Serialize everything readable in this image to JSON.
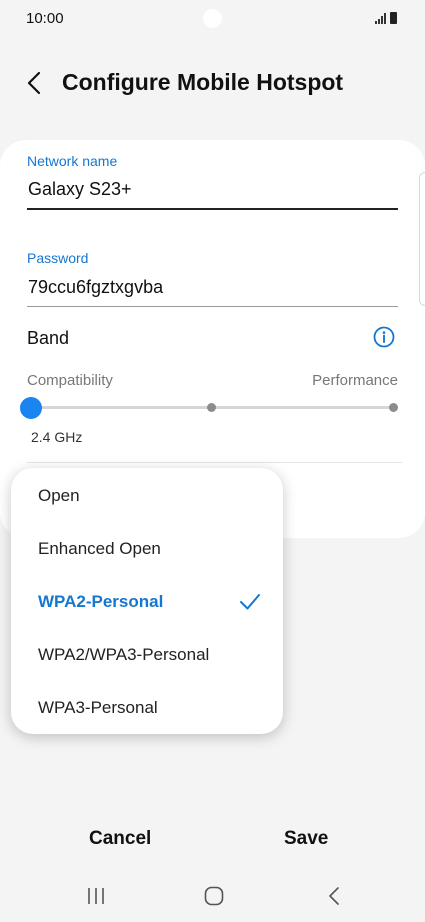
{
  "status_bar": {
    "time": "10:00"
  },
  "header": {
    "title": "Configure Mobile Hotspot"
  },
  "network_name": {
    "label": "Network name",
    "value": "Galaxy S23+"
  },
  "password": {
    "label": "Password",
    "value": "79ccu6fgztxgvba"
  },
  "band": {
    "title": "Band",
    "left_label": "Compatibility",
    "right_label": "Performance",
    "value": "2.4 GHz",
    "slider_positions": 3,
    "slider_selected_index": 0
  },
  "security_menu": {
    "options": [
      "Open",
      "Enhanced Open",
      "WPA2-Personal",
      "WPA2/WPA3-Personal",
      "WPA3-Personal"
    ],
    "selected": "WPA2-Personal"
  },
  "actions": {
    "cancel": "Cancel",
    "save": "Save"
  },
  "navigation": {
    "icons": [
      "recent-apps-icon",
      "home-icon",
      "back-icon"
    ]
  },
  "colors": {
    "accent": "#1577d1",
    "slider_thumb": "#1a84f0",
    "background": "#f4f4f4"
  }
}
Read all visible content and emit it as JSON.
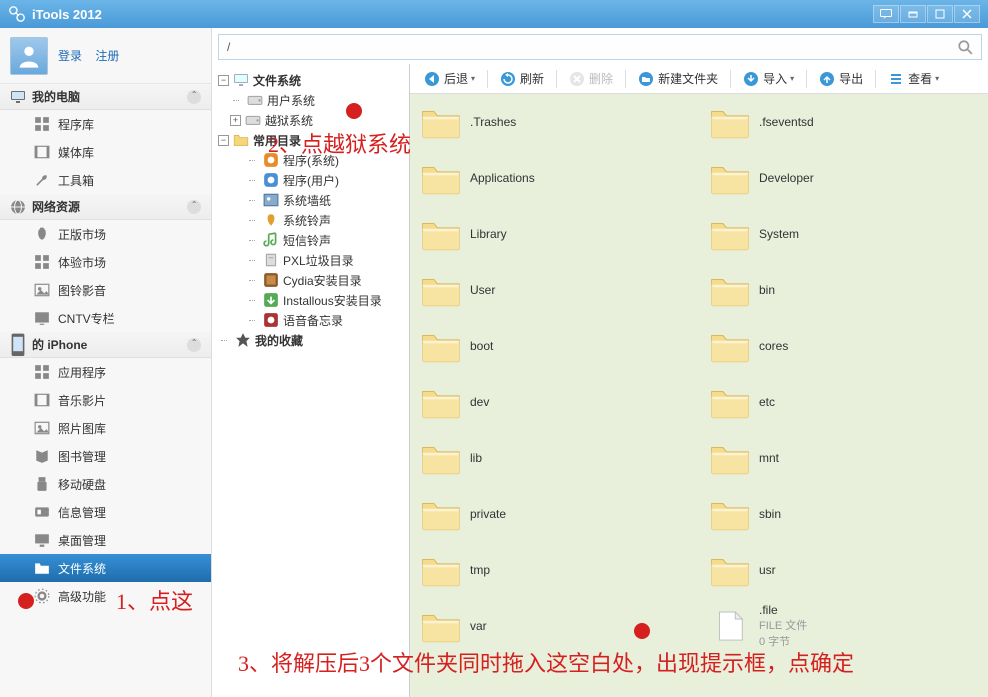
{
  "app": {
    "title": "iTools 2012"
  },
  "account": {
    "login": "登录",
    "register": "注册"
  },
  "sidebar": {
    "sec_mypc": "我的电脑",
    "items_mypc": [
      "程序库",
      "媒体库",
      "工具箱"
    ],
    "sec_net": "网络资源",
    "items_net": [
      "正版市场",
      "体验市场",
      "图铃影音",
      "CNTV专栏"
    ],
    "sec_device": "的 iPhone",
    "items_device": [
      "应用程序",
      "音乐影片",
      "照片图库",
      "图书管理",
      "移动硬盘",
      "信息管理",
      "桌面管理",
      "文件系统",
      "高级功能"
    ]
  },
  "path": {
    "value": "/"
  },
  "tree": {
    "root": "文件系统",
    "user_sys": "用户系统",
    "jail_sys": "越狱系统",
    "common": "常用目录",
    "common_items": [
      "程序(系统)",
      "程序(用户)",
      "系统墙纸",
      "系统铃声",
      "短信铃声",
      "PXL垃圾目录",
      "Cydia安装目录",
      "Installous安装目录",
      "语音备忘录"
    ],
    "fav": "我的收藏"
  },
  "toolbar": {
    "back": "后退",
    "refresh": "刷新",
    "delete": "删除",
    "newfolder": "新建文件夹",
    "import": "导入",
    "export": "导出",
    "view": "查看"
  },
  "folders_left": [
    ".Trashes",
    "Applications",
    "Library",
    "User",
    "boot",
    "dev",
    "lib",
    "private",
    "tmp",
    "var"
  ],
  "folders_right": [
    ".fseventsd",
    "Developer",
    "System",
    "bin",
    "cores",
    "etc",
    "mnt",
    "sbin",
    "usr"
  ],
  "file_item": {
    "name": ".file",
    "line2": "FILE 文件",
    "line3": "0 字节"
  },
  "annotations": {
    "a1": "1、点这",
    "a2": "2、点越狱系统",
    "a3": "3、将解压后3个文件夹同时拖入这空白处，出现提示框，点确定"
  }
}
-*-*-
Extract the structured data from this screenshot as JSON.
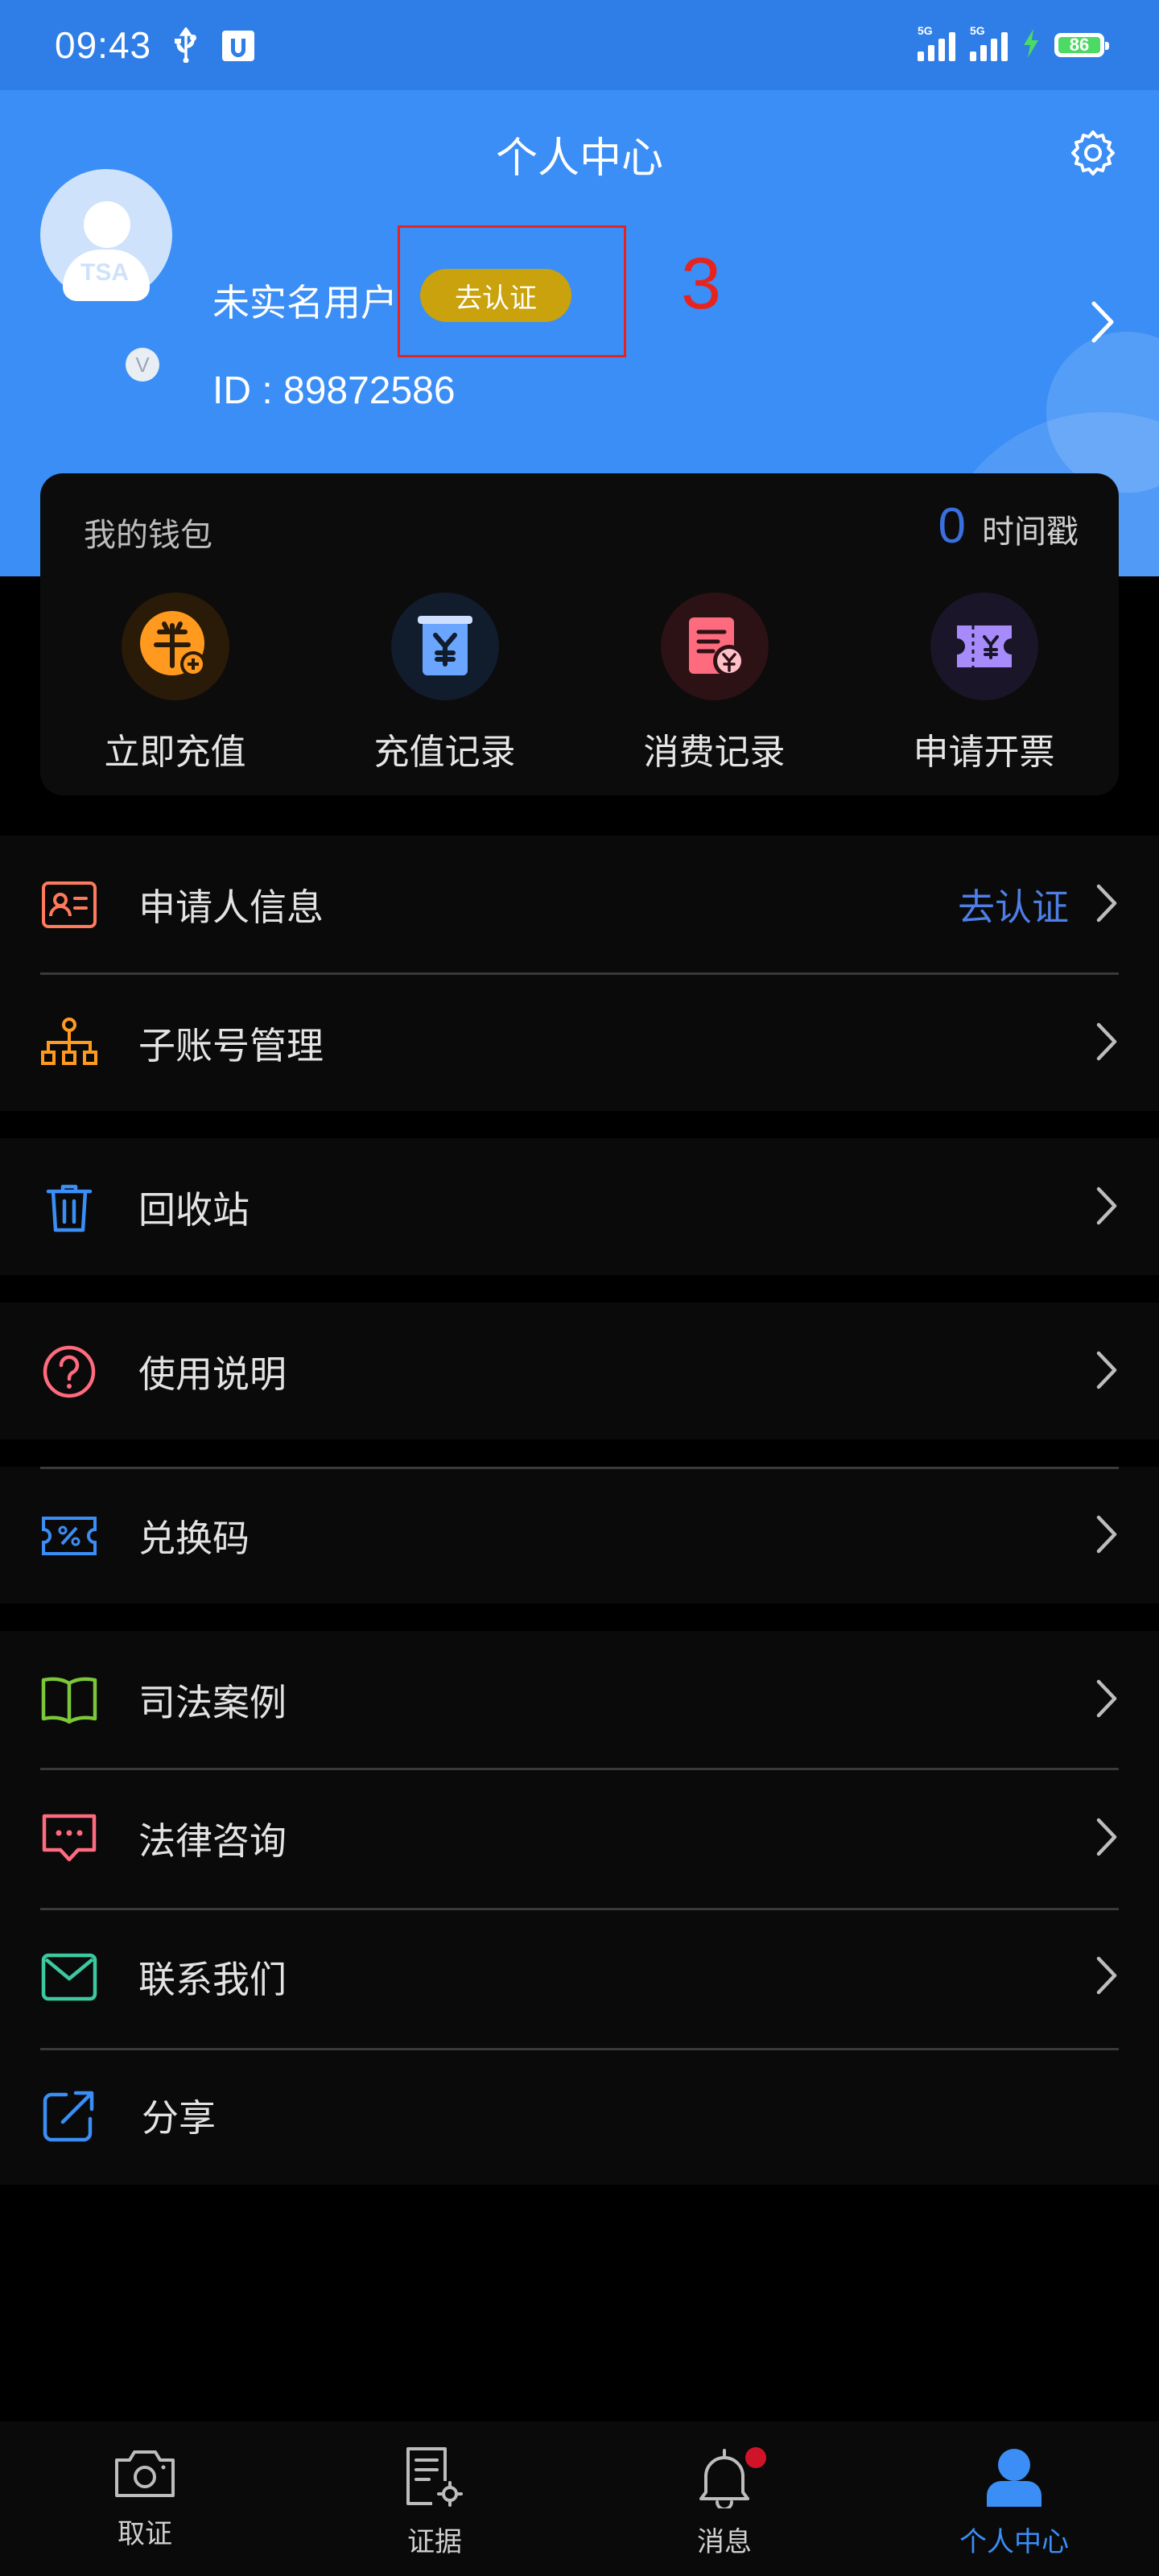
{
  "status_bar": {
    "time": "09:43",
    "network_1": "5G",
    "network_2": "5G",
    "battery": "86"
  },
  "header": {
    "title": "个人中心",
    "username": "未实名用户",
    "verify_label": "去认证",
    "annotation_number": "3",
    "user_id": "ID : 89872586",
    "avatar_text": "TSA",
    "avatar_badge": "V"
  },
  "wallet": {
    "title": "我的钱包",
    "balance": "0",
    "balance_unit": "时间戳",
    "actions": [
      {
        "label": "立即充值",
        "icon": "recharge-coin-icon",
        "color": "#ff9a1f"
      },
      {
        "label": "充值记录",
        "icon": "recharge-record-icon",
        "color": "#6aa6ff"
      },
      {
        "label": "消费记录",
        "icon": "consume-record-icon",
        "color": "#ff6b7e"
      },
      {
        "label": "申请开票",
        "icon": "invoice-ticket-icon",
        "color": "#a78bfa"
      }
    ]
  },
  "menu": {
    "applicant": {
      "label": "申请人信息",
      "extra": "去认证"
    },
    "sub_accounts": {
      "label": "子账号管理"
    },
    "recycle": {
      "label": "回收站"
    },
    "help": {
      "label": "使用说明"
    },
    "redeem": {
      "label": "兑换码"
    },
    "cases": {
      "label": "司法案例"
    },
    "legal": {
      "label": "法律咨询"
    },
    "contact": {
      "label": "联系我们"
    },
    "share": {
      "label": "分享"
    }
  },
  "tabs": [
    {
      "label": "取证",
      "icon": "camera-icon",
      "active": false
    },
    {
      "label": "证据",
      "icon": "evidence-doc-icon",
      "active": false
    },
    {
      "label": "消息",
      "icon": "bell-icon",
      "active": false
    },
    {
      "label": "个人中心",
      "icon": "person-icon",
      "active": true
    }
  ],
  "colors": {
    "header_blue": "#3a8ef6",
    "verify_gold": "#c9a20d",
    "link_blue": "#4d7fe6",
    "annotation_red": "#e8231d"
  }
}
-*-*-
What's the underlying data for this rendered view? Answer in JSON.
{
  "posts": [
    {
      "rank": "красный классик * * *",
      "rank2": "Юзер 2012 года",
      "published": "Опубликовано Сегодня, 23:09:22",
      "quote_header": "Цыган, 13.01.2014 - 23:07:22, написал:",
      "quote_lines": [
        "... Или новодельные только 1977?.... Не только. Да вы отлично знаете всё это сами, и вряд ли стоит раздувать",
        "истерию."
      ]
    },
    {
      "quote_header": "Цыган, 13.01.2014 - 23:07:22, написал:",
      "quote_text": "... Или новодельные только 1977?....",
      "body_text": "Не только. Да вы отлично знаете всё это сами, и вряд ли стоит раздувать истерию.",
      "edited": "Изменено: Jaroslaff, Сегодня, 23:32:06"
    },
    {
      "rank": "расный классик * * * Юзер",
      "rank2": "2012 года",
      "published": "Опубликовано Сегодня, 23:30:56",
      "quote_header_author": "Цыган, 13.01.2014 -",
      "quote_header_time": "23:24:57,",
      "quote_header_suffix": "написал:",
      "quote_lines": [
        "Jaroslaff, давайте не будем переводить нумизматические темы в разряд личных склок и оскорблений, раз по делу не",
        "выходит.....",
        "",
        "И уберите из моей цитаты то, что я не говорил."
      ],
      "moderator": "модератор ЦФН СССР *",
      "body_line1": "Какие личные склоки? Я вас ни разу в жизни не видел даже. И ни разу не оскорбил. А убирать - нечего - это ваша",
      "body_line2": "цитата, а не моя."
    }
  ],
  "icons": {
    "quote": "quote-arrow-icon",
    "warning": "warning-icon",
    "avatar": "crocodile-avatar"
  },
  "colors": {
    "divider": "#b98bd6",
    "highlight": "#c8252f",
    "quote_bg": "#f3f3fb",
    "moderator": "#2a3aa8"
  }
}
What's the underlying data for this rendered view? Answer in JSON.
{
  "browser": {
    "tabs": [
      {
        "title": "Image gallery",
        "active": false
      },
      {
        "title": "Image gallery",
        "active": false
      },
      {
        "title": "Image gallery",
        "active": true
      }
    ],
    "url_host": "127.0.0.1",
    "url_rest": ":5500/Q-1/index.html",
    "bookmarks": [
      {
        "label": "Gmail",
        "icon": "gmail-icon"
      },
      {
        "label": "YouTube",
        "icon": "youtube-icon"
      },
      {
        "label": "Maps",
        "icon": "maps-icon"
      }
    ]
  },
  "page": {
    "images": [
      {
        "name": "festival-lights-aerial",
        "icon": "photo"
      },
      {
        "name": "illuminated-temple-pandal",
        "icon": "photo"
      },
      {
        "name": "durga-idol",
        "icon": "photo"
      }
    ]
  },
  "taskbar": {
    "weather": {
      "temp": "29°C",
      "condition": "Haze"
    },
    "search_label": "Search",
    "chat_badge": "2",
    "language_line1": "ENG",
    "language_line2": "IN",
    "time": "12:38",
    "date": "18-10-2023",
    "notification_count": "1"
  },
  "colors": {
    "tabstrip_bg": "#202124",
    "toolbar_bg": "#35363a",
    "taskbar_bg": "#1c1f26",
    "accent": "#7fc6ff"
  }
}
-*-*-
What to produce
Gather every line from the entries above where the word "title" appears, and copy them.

Answer space
    "title": "Configure Mobile Hotspot"
    "title": "Band",
    "title": "iTools 2012"
    "title": "个人中心",
    "title": "我的钱包",
        "title": "Image gallery",
        "title": "Image gallery",
        "title": "Image gallery",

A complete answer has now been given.